Find a quiet place: Taking the call at a coffee shop, in your office where you have to whisper, or while driving is not recommended. Seek a quiet place with no distractions (your interviewer may love dogs, but doesn't want to hear barking during the interview).

Get in the zone: Stand while you talk, look in a mirror, dress professionally and pretend you're in the same room as the interviewer. "Do whatever you need to do to make yourself feel confident," says Hang. "Don't forget to smile, too, as it will help you come across as more upbeat and engaged."

Display impeccable phone etiquette: While it's easy to get caught up in worrying about delivering the best answers possible, it's just as important to be a great listener. Try not to mumble or speak too quickly. Don't be afraid to pause after you've answered a question. Remember that your interviewer may be taking notes or formulating a follow-up question.

Close the phone interview with class: At the end of the call, ask about next steps. It's also smart to send your interviewer a thank-you note or e-mail after the call. "Use it as an opportunity to offer your appreciation for the opportunity and reiterate your interest in the job," says Hang.

The robo-interview

Some larger employers use automated software to conduct phone interviews. Don't let this faze you — the same rules apply.
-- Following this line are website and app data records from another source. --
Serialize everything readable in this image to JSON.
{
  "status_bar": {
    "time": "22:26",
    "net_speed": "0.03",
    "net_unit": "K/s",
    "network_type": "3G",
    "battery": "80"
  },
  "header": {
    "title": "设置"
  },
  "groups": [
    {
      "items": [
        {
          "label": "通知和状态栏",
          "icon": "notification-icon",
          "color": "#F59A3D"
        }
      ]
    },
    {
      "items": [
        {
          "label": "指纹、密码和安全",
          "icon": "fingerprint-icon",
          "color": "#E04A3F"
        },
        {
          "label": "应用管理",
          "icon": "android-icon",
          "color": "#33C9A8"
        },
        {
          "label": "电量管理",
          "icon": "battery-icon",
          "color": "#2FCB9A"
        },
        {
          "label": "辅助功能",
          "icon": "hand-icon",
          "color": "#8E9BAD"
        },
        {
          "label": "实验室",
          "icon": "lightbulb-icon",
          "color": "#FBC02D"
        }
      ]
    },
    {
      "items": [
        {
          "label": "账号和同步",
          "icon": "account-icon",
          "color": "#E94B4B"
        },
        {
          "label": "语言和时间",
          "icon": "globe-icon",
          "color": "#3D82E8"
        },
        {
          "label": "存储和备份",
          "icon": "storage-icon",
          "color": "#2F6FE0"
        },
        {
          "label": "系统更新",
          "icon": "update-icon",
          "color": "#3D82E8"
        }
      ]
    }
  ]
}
"Job seekers need to understand that even though the phone interview may be automated, there is almost always a person at the end reviewing their answers," says Kelsie Beckfield, an HR manager with Great Northern Corp., a Midwest manufacturer.

"They should treat it is if they were talking to a live person," adds Beckfield.

Additionally, a lot of companies are using FaceTime and Skype for video interviews, so in those cases it's important to be considerate of what you're wearing, what your background looks like, your camera angle and any background noise.

Phone interviews should be treated as a formal part of the process and candidates need to bring their best selves into them. Even if the phone interview doesn't result in an in-person interview, this might not be the last opportunity the company will have for you, so you want to leave a positive lasting impression.

"More than anything, just be genuine and excited about the opportunity," says Elliott.

Matt Krumrie is a Twin Cities-based freelance career expert and résumé writer. He can be reached at